The European Council has adopted an update to the rules on information accompanying transfers of funds that extends the regulation’s scope of application to include crypto-asset transfers.
This ensures financial transparency of crypto-asset transfers and provides the Union with a robust framework that complies with the highest international standards on crypto-asset exchanges, so that crypto-assets are not used for criminal purposes.
Sweden’s Minister of Finance, Elisabeth Svantesson, considers the Council’s adoption of this regulation as an important step forwards in the fight against money laundering. This is bad news for those who misuse crypto-assets for their illegal activities, to avoid EU sanctions, or to finance terrorism or war.
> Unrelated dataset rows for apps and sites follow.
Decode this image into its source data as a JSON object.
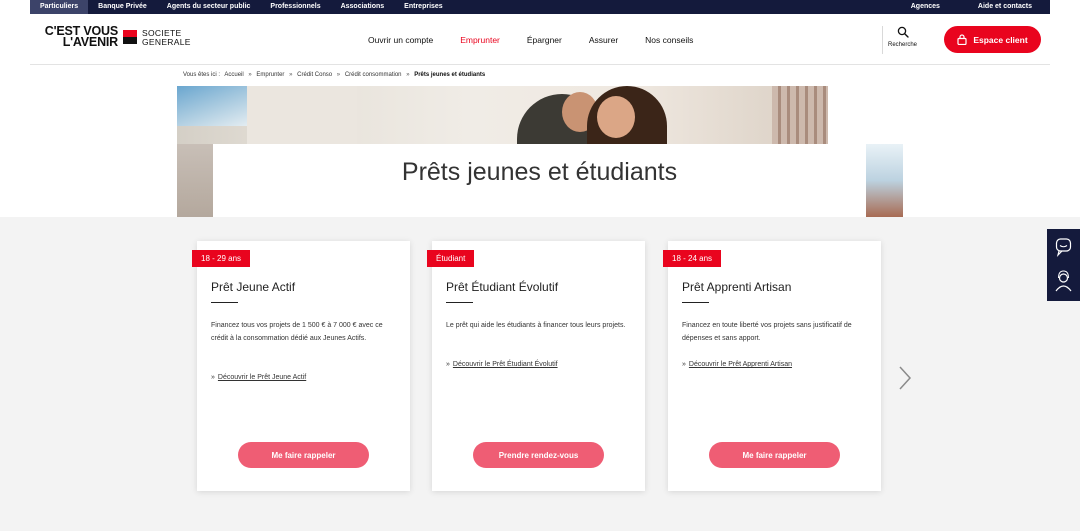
{
  "topbar": {
    "left": [
      "Particuliers",
      "Banque Privée",
      "Agents du secteur public",
      "Professionnels",
      "Associations",
      "Entreprises"
    ],
    "right": [
      "Agences",
      "Aide et contacts"
    ]
  },
  "logo": {
    "slogan_line1": "C'EST VOUS",
    "slogan_line2": "L'AVENIR",
    "brand_line1": "SOCIETE",
    "brand_line2": "GENERALE"
  },
  "nav": [
    "Ouvrir un compte",
    "Emprunter",
    "Épargner",
    "Assurer",
    "Nos conseils"
  ],
  "search": {
    "label": "Recherche",
    "icon": "search-icon"
  },
  "espace_client": {
    "label": "Espace client",
    "icon": "lock-icon",
    "color": "#e9041e"
  },
  "breadcrumb": {
    "prefix": "Vous êtes ici :",
    "items": [
      "Accueil",
      "Emprunter",
      "Crédit Conso",
      "Crédit consommation",
      "Prêts jeunes et étudiants"
    ],
    "separator": "»"
  },
  "page_title": "Prêts jeunes et étudiants",
  "cards": [
    {
      "tag": "18 - 29 ans",
      "title": "Prêt Jeune Actif",
      "description": "Financez tous vos projets de 1 500 € à 7 000 € avec ce crédit à la consommation dédié aux Jeunes Actifs.",
      "link_arrow": "»",
      "link": "Découvrir le Prêt Jeune Actif",
      "cta": "Me faire rappeler"
    },
    {
      "tag": "Étudiant",
      "title": "Prêt Étudiant Évolutif",
      "description": "Le prêt qui aide les étudiants à financer tous leurs projets.",
      "link_arrow": "»",
      "link": "Découvrir le Prêt Étudiant Évolutif",
      "cta": "Prendre rendez-vous"
    },
    {
      "tag": "18 - 24 ans",
      "title": "Prêt Apprenti Artisan",
      "description": "Financez en toute liberté vos projets sans justificatif de dépenses et sans apport.",
      "link_arrow": "»",
      "link": "Découvrir le Prêt Apprenti Artisan",
      "cta": "Me faire rappeler"
    }
  ],
  "carousel": {
    "next_icon": "chevron-right-icon"
  },
  "side_widget": {
    "icons": [
      "chat-icon",
      "advisor-icon"
    ]
  },
  "colors": {
    "brand_red": "#e9041e",
    "cta_pink": "#ef5d74",
    "navy": "#141a3c",
    "band_gray": "#f3f3f3"
  }
}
With the adoption of these rules, crypto-asset service providers are required to collect certain information on the sender and beneficiary of asset transfers made through their services, regardless of the amount of the transaction, and to provide access to this information. This ensures the traceability of crypto-asset transfers, so they can be better detected and blocked in the case of possible suspicious transactions.
In parallel, the EU establishes a regulatory framework for crypto-assets, their issuers and their service providers. Accordingly, crypto-asset markets (MiCA) will, for the first time, have an EU-wide framework just for this sector.
The MiCA Regulation should protect investors by improving transparency and establishing a comprehensive framework for issuers and service providers, and will also ensure compliance with anti-money laundering regulations. The new regulations include issuers of consumer tokens, asset referenced tokens and the so-called stable cryptocurrencies, as well as service providers, such as trading venues and wallets where crypto-assets are stored. This regulatory framework aims to protect investors and ensure financial stability, while facilitating innovation and fostering the attractiveness of the crypto-asset sector.
Furthermore, in view of the global nature of crypto-asset markets, the regulatory framework introduces a harmonised regulatory framework in the European Union, which is an improvement over the current situation, where national legislation exists only in some member states.
The European Council adopted its negotiating mandate on the Regulation on crypto-asset markets on 24 November 2021, while the proposals on strengthening anti-money laundering and terrorist financing rules were adopted on 20 July 2021. The latter also includes the proposed creation of a new EU authority to combat money laundering.